(Web page and app entries)

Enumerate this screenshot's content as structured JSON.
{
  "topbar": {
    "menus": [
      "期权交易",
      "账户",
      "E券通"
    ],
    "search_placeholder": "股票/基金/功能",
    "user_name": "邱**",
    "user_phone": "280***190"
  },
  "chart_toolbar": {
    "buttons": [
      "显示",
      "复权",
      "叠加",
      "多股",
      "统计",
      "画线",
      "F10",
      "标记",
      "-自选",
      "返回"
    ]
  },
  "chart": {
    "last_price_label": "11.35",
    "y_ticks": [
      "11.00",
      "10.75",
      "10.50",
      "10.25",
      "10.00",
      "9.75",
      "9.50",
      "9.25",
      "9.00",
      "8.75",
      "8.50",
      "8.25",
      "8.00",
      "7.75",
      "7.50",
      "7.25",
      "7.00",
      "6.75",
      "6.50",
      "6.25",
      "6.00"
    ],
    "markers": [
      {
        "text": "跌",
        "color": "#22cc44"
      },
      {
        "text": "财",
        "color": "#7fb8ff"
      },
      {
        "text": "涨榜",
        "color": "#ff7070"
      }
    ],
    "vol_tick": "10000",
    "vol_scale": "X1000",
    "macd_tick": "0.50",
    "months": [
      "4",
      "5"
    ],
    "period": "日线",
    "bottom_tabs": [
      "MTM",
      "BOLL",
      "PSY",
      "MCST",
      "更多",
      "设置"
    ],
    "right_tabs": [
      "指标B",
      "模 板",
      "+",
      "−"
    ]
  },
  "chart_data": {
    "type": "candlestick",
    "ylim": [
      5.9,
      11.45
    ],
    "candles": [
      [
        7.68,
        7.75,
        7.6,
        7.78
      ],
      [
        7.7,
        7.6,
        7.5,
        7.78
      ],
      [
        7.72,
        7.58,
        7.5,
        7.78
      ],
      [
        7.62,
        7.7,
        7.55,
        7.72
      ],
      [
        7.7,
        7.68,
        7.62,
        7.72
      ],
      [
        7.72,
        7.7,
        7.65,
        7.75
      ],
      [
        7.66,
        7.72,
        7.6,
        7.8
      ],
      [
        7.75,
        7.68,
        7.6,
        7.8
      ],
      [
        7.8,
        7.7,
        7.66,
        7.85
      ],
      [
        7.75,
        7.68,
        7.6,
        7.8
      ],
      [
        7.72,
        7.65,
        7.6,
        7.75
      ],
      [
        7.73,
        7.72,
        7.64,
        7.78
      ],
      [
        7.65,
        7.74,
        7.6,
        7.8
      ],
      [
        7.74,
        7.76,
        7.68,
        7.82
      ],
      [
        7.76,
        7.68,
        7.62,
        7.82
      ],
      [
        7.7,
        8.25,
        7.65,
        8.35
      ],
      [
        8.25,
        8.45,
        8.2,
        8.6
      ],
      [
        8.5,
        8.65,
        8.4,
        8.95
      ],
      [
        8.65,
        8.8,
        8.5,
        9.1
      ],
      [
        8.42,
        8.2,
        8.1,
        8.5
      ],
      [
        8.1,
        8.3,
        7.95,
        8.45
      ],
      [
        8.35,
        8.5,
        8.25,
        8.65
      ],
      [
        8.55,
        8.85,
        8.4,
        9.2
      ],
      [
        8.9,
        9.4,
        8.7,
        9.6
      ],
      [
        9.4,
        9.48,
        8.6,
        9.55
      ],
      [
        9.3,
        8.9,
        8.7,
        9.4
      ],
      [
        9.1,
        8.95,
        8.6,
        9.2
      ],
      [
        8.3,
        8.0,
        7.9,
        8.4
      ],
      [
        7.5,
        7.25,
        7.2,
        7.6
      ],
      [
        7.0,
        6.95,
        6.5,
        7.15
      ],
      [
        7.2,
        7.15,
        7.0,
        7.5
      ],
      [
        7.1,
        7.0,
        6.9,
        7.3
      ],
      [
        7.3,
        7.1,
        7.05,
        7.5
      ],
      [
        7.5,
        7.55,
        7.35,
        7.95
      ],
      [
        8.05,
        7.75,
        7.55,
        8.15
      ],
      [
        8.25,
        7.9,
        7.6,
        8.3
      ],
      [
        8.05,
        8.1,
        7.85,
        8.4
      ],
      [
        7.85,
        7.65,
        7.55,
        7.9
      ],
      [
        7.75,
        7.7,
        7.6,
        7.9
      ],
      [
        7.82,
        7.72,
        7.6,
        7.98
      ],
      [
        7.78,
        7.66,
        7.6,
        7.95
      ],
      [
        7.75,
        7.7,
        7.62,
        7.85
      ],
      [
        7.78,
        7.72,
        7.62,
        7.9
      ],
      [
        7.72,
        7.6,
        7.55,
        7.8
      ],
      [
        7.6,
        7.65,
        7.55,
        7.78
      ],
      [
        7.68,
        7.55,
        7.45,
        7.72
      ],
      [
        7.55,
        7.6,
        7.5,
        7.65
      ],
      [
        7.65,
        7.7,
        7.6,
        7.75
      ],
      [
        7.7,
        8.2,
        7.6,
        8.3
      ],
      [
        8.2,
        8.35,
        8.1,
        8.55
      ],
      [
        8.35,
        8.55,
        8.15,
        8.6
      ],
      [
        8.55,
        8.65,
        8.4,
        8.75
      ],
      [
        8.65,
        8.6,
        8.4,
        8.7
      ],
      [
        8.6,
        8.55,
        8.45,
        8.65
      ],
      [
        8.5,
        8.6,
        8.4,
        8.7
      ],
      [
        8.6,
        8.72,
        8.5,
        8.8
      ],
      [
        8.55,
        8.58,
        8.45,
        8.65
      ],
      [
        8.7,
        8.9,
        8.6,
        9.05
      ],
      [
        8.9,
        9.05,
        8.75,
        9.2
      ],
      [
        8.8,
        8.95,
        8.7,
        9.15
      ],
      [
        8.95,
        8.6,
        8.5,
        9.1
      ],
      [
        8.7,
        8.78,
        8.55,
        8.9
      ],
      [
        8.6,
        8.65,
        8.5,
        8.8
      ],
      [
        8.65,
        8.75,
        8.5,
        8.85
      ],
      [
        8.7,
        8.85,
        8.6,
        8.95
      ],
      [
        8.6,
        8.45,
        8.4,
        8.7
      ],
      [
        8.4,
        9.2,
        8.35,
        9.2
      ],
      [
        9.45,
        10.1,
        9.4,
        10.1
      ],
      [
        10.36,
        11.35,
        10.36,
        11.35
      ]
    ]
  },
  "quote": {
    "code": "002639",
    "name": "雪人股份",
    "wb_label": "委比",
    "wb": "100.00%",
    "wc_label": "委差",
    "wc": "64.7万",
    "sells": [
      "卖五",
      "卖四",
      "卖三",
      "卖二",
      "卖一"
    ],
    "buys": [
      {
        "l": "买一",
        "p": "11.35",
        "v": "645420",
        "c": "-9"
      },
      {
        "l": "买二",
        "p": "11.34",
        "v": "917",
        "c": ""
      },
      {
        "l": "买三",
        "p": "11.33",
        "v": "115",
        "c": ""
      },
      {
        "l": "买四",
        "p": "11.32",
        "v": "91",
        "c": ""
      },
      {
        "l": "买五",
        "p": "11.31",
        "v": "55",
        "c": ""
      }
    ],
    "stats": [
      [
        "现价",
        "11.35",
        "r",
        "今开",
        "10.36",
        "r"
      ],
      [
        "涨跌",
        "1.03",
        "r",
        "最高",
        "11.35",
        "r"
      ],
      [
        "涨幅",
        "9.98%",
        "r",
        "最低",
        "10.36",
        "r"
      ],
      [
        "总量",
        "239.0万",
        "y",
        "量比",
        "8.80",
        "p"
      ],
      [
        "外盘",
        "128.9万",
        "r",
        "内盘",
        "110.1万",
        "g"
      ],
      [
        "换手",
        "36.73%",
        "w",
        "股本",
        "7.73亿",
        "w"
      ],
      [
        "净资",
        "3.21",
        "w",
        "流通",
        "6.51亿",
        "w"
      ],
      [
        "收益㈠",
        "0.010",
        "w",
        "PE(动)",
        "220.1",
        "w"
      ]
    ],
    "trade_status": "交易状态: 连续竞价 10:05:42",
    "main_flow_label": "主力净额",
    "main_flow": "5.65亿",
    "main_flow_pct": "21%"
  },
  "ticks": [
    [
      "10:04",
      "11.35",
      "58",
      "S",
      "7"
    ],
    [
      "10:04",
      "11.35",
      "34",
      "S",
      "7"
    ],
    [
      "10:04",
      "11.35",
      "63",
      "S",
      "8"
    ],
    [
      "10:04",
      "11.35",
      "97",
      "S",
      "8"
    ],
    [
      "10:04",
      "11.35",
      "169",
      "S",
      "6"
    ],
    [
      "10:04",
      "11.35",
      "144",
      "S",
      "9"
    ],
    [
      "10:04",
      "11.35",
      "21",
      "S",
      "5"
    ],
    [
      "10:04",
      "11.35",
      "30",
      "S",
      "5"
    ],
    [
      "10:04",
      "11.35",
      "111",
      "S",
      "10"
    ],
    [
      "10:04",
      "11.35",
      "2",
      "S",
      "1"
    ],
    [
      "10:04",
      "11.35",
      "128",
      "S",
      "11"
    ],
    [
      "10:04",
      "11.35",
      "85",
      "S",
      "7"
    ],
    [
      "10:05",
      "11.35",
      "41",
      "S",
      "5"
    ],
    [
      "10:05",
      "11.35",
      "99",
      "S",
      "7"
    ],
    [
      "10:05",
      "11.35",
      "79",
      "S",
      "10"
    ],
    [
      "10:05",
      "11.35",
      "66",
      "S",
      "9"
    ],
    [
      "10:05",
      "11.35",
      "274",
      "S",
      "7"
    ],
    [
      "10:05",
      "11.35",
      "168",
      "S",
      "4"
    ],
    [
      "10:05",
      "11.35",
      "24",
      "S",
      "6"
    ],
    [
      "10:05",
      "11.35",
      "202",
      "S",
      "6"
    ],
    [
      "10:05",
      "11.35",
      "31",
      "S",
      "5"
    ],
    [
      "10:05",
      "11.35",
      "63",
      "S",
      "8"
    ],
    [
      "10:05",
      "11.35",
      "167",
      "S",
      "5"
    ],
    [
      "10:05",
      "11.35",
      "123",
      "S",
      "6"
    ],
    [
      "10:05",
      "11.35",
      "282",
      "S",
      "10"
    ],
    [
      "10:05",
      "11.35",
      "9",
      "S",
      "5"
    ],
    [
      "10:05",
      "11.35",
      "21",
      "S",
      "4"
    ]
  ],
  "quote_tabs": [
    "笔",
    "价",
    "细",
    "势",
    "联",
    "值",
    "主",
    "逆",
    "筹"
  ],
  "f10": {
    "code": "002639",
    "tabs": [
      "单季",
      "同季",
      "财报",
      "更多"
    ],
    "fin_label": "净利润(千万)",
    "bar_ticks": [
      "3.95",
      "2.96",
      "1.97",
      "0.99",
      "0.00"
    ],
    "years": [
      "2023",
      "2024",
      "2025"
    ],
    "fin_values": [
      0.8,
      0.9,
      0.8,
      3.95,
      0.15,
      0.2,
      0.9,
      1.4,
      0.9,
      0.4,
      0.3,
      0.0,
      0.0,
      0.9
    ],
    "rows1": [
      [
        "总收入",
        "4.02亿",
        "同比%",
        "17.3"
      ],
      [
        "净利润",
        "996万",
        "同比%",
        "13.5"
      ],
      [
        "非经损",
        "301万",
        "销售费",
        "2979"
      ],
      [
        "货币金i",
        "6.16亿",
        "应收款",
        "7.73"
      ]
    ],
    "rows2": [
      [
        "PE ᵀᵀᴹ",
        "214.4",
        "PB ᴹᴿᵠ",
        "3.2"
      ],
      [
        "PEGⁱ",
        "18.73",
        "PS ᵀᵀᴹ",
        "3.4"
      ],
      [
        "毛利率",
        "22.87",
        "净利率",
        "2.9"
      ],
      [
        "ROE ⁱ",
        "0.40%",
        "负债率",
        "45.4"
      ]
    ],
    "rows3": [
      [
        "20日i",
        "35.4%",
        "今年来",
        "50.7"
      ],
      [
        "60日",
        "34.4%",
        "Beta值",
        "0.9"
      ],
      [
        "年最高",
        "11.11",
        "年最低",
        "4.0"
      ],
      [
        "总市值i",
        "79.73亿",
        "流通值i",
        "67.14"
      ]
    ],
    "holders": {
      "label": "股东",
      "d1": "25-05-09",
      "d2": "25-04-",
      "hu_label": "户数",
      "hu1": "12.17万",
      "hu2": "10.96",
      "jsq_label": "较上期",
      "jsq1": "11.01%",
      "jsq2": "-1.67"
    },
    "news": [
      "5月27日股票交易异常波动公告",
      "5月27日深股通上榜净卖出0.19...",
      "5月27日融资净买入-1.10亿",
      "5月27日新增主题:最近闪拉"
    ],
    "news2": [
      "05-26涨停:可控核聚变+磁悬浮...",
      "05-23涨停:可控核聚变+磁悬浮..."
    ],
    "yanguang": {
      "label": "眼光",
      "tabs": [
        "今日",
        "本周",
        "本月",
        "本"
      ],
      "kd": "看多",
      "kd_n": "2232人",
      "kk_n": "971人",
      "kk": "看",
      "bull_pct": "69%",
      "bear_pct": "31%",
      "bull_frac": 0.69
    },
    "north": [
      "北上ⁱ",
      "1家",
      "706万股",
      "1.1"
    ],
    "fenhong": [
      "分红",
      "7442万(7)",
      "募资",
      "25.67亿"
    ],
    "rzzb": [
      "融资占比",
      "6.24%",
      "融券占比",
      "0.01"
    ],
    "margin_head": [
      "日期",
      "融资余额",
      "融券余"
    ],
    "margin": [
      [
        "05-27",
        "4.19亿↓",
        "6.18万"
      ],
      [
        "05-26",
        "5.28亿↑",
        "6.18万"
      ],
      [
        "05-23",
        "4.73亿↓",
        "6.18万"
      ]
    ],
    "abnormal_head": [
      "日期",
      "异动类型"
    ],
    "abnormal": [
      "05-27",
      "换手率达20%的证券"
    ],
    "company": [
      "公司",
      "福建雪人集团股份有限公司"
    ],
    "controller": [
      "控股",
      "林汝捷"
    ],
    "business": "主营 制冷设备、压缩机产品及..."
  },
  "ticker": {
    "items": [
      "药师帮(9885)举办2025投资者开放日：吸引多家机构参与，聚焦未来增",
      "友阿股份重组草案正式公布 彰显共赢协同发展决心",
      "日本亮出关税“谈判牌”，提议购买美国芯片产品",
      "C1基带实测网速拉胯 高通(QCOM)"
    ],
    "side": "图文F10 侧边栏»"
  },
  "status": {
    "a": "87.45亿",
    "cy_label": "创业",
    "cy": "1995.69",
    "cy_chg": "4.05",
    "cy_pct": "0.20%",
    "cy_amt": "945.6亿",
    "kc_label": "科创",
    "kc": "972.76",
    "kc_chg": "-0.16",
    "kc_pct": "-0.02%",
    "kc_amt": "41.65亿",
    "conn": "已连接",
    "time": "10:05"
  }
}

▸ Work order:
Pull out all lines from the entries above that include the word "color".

▸ Answer box:
        "color": "#22cc44"
        "color": "#7fb8ff"
        "color": "#ff7070"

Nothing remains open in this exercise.